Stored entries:
--- --- ---

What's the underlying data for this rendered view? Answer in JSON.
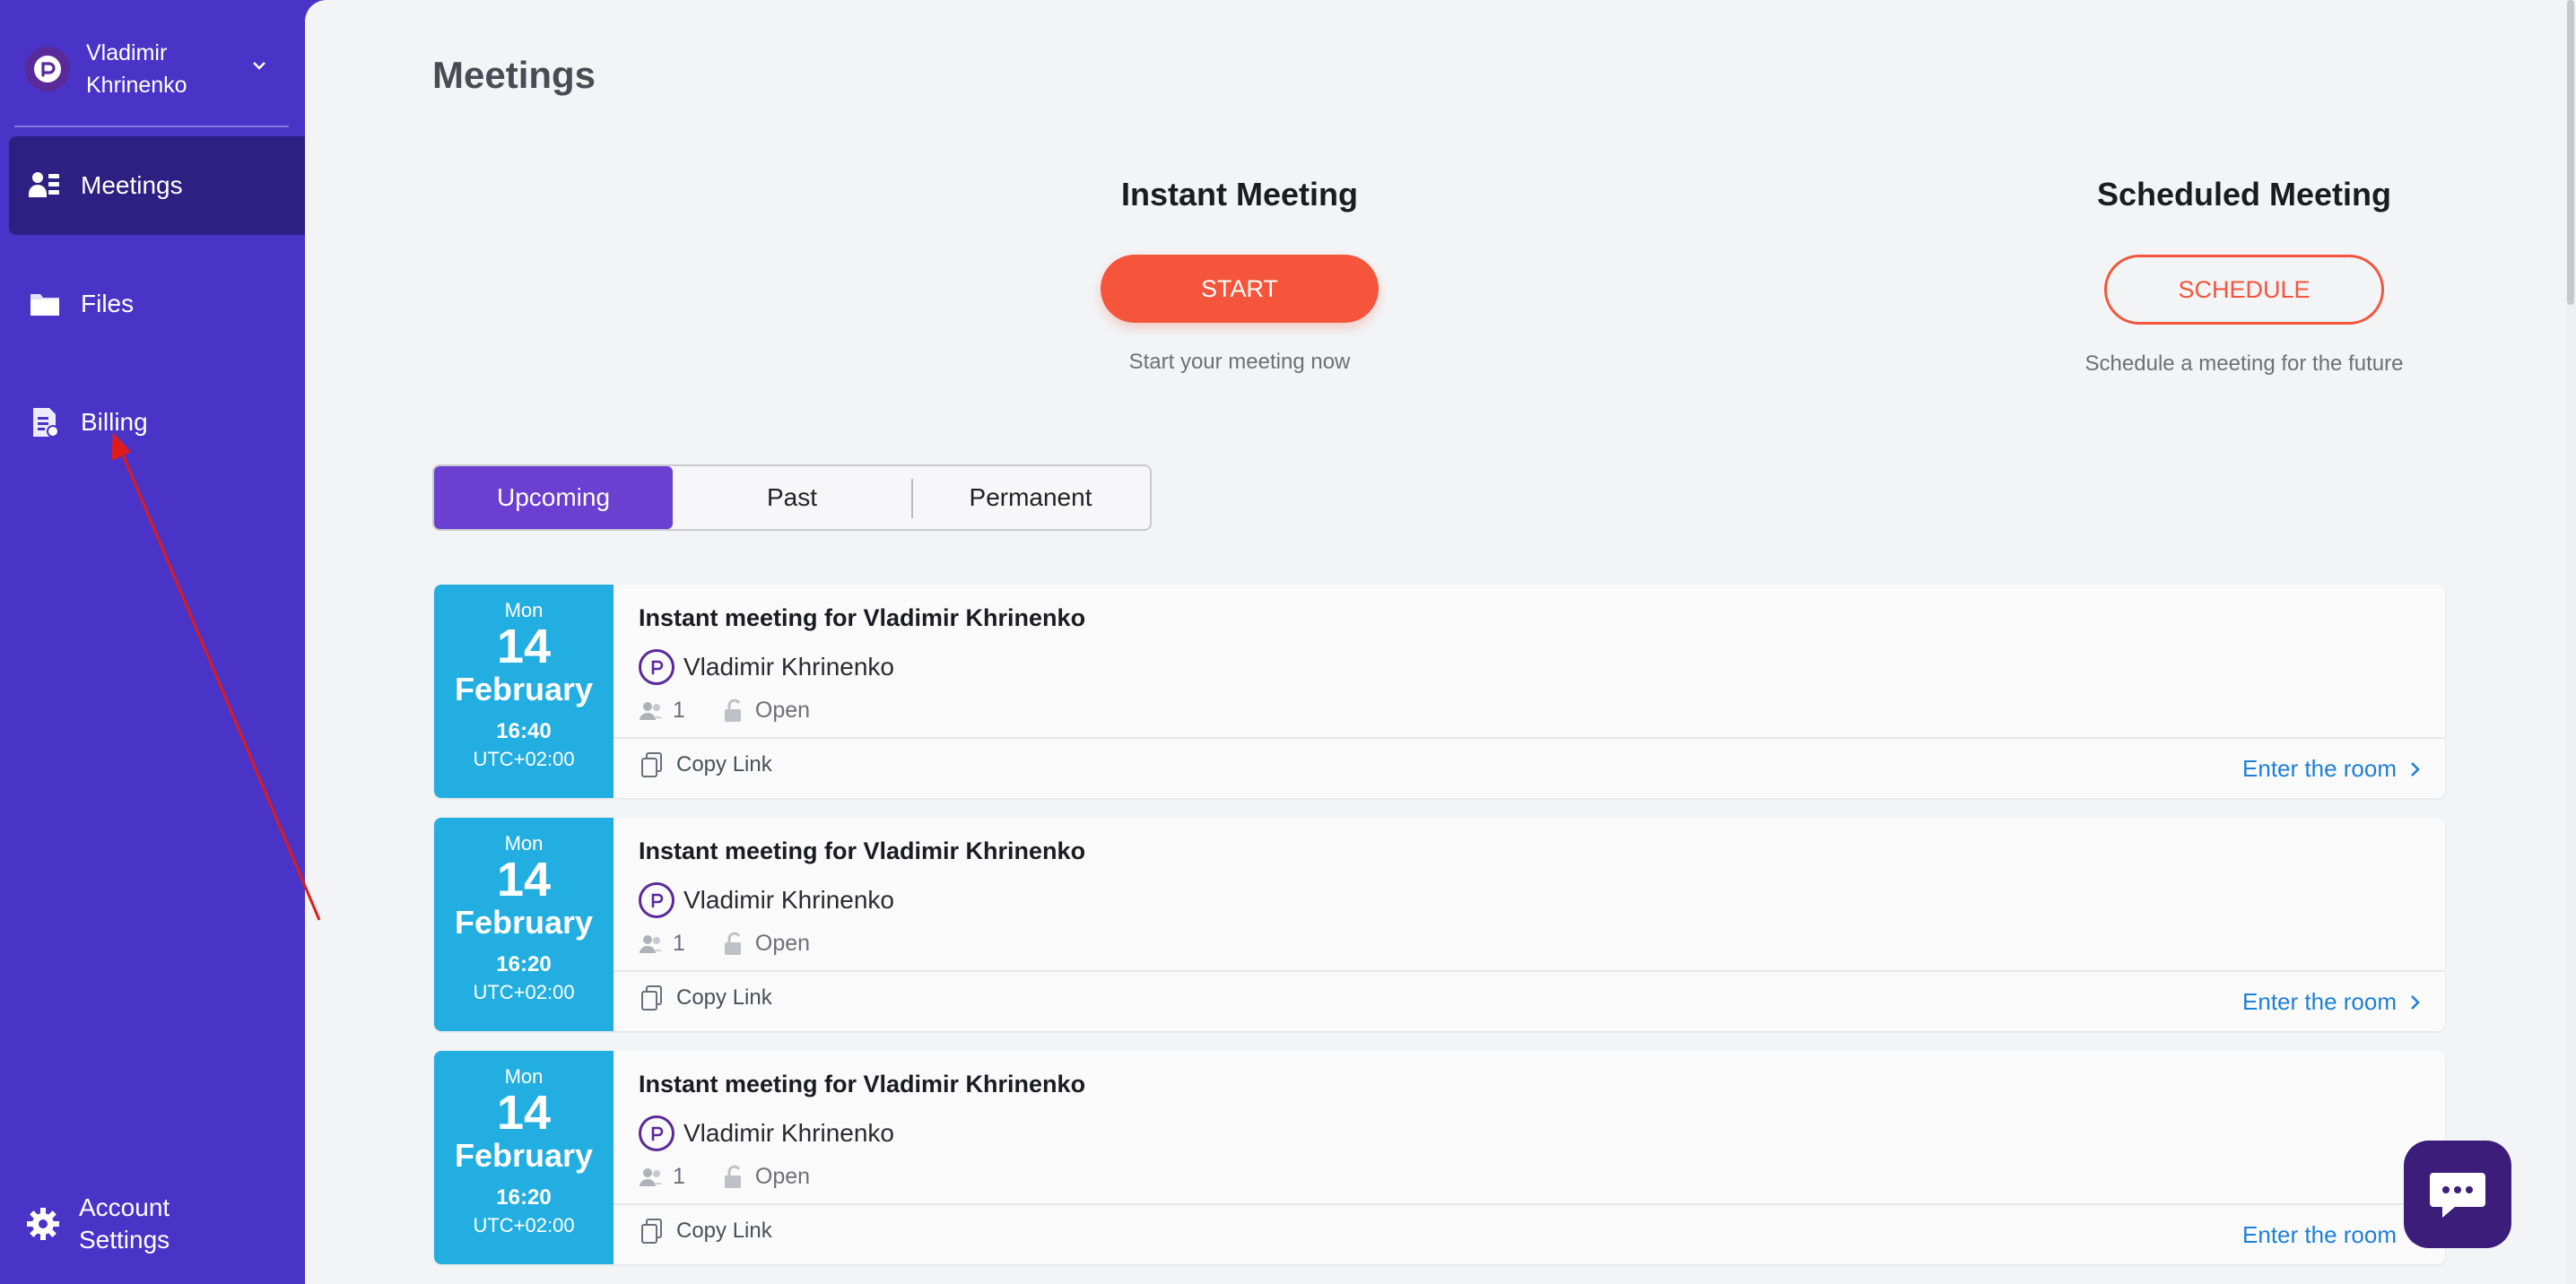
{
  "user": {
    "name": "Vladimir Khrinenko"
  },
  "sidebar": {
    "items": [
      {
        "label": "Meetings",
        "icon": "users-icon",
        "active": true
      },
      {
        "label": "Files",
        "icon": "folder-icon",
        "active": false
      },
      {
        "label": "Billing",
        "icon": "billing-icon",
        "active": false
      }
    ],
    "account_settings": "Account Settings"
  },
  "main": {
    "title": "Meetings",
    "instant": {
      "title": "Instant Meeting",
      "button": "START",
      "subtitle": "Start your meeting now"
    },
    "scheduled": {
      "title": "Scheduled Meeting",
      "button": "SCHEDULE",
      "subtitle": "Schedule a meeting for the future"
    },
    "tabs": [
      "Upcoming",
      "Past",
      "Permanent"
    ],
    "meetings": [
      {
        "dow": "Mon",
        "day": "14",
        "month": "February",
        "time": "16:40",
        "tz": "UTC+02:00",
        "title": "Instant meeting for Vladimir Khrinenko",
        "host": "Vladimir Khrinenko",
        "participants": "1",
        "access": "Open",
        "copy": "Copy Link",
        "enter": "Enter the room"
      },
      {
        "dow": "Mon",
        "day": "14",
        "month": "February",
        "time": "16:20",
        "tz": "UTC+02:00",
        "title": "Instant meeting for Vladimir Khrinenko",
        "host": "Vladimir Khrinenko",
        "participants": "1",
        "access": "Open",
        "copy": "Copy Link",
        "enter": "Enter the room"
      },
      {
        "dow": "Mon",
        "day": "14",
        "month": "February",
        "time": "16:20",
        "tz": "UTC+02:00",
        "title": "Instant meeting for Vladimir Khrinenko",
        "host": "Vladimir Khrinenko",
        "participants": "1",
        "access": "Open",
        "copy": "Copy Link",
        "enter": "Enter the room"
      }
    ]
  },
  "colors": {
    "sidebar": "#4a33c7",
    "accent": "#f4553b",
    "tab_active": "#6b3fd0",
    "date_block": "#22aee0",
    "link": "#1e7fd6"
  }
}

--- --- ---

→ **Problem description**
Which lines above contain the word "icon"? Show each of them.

→ **Answer box**
        "icon": "users-icon",
        "icon": "folder-icon",
        "icon": "billing-icon",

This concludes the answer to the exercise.